Holographic displays employing binary phase modulation have been demonstrated to be attractive on the grounds of efficiency and miniaturization, and they offer a plausible approach to two-dimensional (2D) and three-dimensional (3D) image projection and display. A novel algorithm—one-step phase retrieval—and corresponding hardware architecture have recently been proposed, providing the performance required for real-time holographic display. However, since viewing angle varies inversely with pixel size, very small display pixels are required to achieve a wide field of view. This is particularly problematic for 3D displays, as the requirement for a large display with small pixels has hitherto necessitated an unachievably large electrical bandwidth. We present a novel approach, utilizing fixed random pixelated quaternary phase masks of greater resolution than the displayed hologram, to dramatically increase the viewing angle for 2D and 3D holographic displays without incurring a bandwidth penalty or significantly degrading image quality. Furthermore, an algorithm is presented to generate holograms accounting for the presence of such a phase mask, so that only one mask is required.
© 2006 Optical Society of America
Original Manuscript: March 28, 2006
Revised Manuscript: May 21, 2006
Manuscript Accepted: May 21, 2006

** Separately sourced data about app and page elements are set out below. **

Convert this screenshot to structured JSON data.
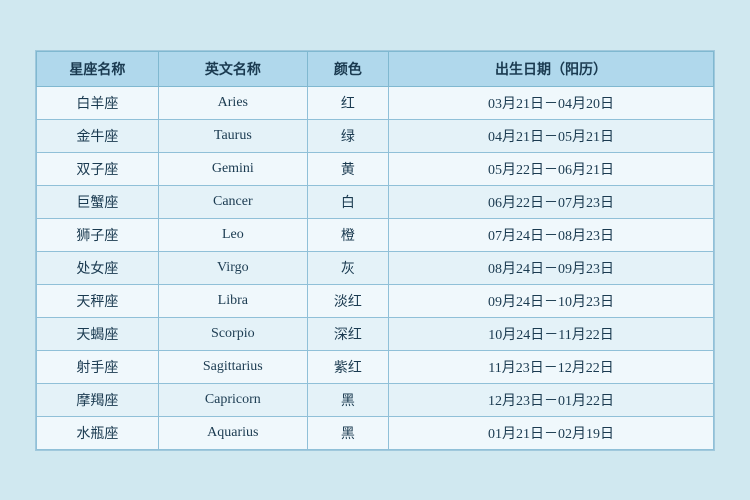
{
  "table": {
    "headers": [
      {
        "key": "chinese_name",
        "label": "星座名称"
      },
      {
        "key": "english_name",
        "label": "英文名称"
      },
      {
        "key": "color",
        "label": "颜色"
      },
      {
        "key": "date_range",
        "label": "出生日期（阳历）"
      }
    ],
    "rows": [
      {
        "chinese": "白羊座",
        "english": "Aries",
        "color": "红",
        "date": "03月21日－04月20日"
      },
      {
        "chinese": "金牛座",
        "english": "Taurus",
        "color": "绿",
        "date": "04月21日－05月21日"
      },
      {
        "chinese": "双子座",
        "english": "Gemini",
        "color": "黄",
        "date": "05月22日－06月21日"
      },
      {
        "chinese": "巨蟹座",
        "english": "Cancer",
        "color": "白",
        "date": "06月22日－07月23日"
      },
      {
        "chinese": "狮子座",
        "english": "Leo",
        "color": "橙",
        "date": "07月24日－08月23日"
      },
      {
        "chinese": "处女座",
        "english": "Virgo",
        "color": "灰",
        "date": "08月24日－09月23日"
      },
      {
        "chinese": "天秤座",
        "english": "Libra",
        "color": "淡红",
        "date": "09月24日－10月23日"
      },
      {
        "chinese": "天蝎座",
        "english": "Scorpio",
        "color": "深红",
        "date": "10月24日－11月22日"
      },
      {
        "chinese": "射手座",
        "english": "Sagittarius",
        "color": "紫红",
        "date": "11月23日－12月22日"
      },
      {
        "chinese": "摩羯座",
        "english": "Capricorn",
        "color": "黑",
        "date": "12月23日－01月22日"
      },
      {
        "chinese": "水瓶座",
        "english": "Aquarius",
        "color": "黑",
        "date": "01月21日－02月19日"
      }
    ]
  }
}
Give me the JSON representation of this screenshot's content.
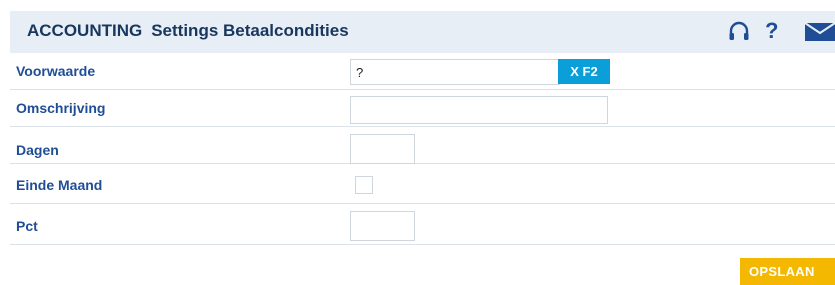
{
  "header": {
    "app": "ACCOUNTING",
    "title": "Settings Betaalcondities",
    "icons": [
      "headset-icon",
      "help-icon",
      "mail-icon"
    ],
    "help_glyph": "?"
  },
  "form": {
    "voorwaarde": {
      "label": "Voorwaarde",
      "value": "?",
      "button": "X F2"
    },
    "omschrijving": {
      "label": "Omschrijving",
      "value": ""
    },
    "dagen": {
      "label": "Dagen",
      "value": ""
    },
    "einde_maand": {
      "label": "Einde Maand",
      "checked": false
    },
    "pct": {
      "label": "Pct",
      "value": ""
    }
  },
  "actions": {
    "save_label": "OPSLAAN"
  },
  "colors": {
    "header_bg": "#e8eef6",
    "title": "#17375e",
    "label": "#1f4e96",
    "button_blue": "#0a9fd8",
    "save_yellow": "#f5b800"
  }
}
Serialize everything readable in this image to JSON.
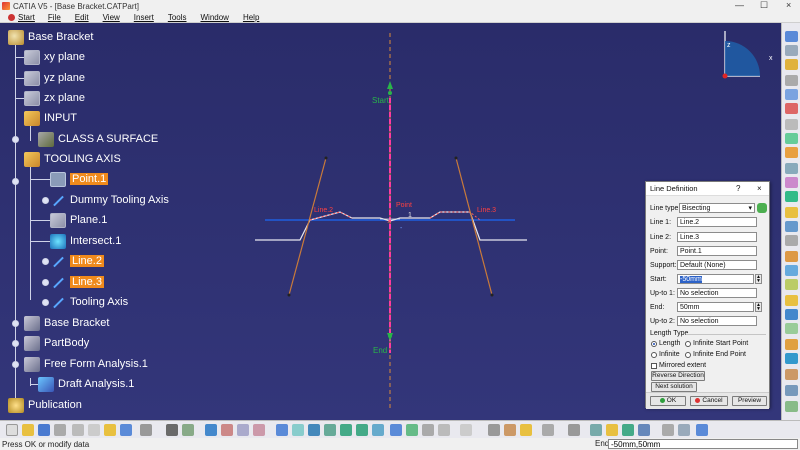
{
  "window": {
    "title": "CATIA V5 - [Base Bracket.CATPart]",
    "controls": [
      "—",
      "☐",
      "×"
    ]
  },
  "menu": [
    "Start",
    "File",
    "Edit",
    "View",
    "Insert",
    "Tools",
    "Window",
    "Help"
  ],
  "tree": {
    "root": "Base Bracket",
    "items": [
      {
        "label": "xy plane",
        "icon": "plane-icon"
      },
      {
        "label": "yz plane",
        "icon": "plane-icon"
      },
      {
        "label": "zx plane",
        "icon": "plane-icon"
      },
      {
        "label": "INPUT",
        "icon": "geometrical-set-icon"
      },
      {
        "label": "CLASS A SURFACE",
        "icon": "surface-icon"
      },
      {
        "label": "TOOLING AXIS",
        "icon": "geometrical-set-icon"
      },
      {
        "label": "Point.1",
        "icon": "point-icon",
        "selected": true
      },
      {
        "label": "Dummy Tooling Axis",
        "icon": "line-icon"
      },
      {
        "label": "Plane.1",
        "icon": "plane-icon"
      },
      {
        "label": "Intersect.1",
        "icon": "intersect-icon"
      },
      {
        "label": "Line.2",
        "icon": "line-icon",
        "selected": true
      },
      {
        "label": "Line.3",
        "icon": "line-icon",
        "selected": true
      },
      {
        "label": "Tooling Axis",
        "icon": "line-icon"
      },
      {
        "label": "Base Bracket",
        "icon": "body-icon"
      },
      {
        "label": "PartBody",
        "icon": "body-icon"
      },
      {
        "label": "Free Form Analysis.1",
        "icon": "analysis-icon"
      },
      {
        "label": "Draft Analysis.1",
        "icon": "draft-analysis-icon"
      },
      {
        "label": "Publication",
        "icon": "publication-icon"
      }
    ]
  },
  "viewport": {
    "labels": {
      "start": "Start",
      "end": "End",
      "point": "Point",
      "line2": "Line.2",
      "line3": "Line.3",
      "one": "1",
      "minus": "-"
    }
  },
  "dialog": {
    "title": "Line Definition",
    "help": "?",
    "close": "×",
    "line_type_label": "Line type :",
    "line_type_value": "Bisecting",
    "line1_label": "Line 1:",
    "line1_value": "Line.2",
    "line2_label": "Line 2:",
    "line2_value": "Line.3",
    "point_label": "Point:",
    "point_value": "Point.1",
    "support_label": "Support:",
    "support_value": "Default (None)",
    "start_label": "Start:",
    "start_value": "-50mm",
    "upto1_label": "Up-to 1:",
    "upto1_value": "No selection",
    "end_label": "End:",
    "end_value": "50mm",
    "upto2_label": "Up-to 2:",
    "upto2_value": "No selection",
    "length_type_label": "Length Type",
    "radio_length": "Length",
    "radio_infinite_start": "Infinite Start Point",
    "radio_infinite": "Infinite",
    "radio_infinite_end": "Infinite End Point",
    "mirrored": "Mirrored extent",
    "reverse": "Reverse Direction",
    "next": "Next solution",
    "ok": "OK",
    "cancel": "Cancel",
    "preview": "Preview"
  },
  "status": {
    "message": "Press OK or modify data",
    "command_label": "End",
    "command_value": "-50mm,50mm"
  },
  "colors": {
    "background": "#2d2f6b",
    "selection": "#f08a1c",
    "axis": "#ff3aa0",
    "line_orange": "#c97a3a",
    "blue_plane": "#1f5fe0",
    "green_marker": "#29b44a"
  }
}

Edward Buckley, Adrian Cable, Nic Lawrence, and Tim Wilkinson, "Viewing angle enhancement for two- and three-dimensional holographic displays with random superresolution phase masks," Appl. Opt. 45, 7334-7341 (2006)